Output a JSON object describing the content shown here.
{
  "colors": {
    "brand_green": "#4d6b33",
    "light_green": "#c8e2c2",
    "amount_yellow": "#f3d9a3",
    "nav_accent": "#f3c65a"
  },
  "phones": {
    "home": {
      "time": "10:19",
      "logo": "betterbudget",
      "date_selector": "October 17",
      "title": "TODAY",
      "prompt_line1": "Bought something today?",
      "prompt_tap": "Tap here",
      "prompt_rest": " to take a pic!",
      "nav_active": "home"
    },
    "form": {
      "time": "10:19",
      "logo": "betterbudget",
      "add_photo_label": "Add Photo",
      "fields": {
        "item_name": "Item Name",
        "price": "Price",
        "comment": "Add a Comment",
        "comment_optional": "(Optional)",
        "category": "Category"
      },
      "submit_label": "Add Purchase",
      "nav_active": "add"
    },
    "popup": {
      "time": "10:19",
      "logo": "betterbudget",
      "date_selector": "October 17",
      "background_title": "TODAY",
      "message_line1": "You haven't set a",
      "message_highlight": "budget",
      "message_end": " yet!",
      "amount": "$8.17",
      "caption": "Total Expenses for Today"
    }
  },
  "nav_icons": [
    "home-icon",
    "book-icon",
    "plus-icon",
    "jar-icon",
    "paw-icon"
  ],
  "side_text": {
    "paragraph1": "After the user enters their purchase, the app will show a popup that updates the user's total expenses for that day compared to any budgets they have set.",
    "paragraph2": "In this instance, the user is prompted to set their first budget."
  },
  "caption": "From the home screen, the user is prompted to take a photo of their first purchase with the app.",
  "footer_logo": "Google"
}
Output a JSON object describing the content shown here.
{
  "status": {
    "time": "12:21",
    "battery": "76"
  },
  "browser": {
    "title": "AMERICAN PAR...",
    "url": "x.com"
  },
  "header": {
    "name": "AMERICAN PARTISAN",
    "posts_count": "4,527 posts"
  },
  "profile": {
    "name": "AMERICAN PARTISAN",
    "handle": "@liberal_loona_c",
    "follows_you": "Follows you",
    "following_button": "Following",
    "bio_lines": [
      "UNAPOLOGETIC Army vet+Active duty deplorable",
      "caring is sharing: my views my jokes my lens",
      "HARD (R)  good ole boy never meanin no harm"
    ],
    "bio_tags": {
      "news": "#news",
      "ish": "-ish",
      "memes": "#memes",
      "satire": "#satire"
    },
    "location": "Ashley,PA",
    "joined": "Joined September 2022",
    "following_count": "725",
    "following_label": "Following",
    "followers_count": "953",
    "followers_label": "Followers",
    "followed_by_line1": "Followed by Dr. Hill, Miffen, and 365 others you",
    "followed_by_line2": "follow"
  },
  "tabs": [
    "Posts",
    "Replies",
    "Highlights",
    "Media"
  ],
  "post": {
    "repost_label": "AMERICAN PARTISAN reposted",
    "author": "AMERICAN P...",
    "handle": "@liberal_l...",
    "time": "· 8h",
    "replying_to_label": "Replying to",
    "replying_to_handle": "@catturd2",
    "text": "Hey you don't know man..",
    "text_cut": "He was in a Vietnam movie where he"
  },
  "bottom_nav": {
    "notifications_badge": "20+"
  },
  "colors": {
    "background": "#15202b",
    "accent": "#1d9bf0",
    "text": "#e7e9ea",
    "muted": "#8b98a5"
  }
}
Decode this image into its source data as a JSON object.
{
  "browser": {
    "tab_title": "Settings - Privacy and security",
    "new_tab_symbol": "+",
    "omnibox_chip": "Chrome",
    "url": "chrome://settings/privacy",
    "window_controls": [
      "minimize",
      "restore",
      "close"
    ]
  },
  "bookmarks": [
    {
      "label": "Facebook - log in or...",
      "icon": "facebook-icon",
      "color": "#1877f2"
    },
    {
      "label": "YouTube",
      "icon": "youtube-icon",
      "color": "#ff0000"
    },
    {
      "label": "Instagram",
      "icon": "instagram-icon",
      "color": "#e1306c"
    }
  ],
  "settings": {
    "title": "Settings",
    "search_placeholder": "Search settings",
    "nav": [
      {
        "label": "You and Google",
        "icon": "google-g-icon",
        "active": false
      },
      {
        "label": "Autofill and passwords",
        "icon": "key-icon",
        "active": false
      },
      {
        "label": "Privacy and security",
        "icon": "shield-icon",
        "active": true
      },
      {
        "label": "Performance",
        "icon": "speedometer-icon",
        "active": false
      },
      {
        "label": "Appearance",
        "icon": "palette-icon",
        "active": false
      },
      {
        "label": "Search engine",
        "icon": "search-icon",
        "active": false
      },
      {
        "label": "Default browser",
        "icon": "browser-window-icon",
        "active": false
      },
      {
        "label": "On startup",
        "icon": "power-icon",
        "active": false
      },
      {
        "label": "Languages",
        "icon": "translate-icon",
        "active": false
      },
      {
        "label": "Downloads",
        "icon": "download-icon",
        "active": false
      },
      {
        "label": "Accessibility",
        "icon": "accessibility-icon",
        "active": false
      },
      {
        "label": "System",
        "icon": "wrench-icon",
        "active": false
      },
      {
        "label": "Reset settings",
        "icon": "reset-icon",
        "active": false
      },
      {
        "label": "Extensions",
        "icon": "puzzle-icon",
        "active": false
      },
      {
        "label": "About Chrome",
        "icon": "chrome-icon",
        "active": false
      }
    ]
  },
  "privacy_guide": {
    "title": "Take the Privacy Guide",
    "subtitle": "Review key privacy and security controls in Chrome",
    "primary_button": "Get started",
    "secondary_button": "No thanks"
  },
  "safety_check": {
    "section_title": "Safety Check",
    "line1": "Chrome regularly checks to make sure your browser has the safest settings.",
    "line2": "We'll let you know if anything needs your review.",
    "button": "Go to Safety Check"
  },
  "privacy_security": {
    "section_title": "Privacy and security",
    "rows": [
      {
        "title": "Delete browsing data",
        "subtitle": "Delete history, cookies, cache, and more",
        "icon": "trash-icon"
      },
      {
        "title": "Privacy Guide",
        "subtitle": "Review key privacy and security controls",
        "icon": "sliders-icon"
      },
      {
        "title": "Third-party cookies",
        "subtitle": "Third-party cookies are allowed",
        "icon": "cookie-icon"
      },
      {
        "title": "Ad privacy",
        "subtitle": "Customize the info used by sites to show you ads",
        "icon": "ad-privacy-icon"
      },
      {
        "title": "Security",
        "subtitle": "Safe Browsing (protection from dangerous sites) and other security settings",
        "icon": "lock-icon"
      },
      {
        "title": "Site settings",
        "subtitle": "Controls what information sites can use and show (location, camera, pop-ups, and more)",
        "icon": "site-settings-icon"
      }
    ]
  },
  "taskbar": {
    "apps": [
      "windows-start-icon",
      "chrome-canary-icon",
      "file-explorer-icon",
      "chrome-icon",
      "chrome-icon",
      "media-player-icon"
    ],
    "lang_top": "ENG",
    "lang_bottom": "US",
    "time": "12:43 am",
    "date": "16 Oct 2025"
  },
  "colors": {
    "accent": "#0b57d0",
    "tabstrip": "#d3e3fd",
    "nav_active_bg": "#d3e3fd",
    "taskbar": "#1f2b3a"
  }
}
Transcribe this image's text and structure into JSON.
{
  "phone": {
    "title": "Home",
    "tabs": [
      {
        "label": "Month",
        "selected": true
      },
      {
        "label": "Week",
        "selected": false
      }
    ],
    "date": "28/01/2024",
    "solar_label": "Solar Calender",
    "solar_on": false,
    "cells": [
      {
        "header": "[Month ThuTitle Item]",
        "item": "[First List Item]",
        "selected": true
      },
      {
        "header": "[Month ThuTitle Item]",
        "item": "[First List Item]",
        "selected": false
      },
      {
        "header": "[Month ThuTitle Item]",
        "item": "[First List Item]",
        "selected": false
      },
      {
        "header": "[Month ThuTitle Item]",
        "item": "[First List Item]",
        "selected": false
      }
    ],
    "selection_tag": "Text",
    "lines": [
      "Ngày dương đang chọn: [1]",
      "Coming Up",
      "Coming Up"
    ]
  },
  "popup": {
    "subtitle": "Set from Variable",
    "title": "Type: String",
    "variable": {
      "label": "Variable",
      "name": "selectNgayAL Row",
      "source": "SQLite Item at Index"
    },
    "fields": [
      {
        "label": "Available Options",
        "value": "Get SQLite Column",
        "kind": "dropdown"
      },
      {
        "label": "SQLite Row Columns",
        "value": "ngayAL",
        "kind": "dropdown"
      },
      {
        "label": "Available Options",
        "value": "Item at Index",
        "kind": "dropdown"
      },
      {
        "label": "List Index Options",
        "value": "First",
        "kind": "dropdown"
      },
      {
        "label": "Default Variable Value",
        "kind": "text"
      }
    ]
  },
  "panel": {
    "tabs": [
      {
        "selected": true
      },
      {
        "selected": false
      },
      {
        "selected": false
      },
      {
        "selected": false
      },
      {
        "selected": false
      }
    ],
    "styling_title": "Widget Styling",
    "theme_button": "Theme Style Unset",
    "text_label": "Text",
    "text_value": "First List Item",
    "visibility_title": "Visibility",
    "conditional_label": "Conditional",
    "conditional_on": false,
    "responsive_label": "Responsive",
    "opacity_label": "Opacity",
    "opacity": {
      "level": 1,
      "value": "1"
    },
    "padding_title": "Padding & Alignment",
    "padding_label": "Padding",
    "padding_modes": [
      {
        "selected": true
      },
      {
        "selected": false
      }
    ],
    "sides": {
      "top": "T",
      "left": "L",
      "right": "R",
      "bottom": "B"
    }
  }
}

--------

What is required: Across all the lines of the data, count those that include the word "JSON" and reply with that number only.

Task result: 4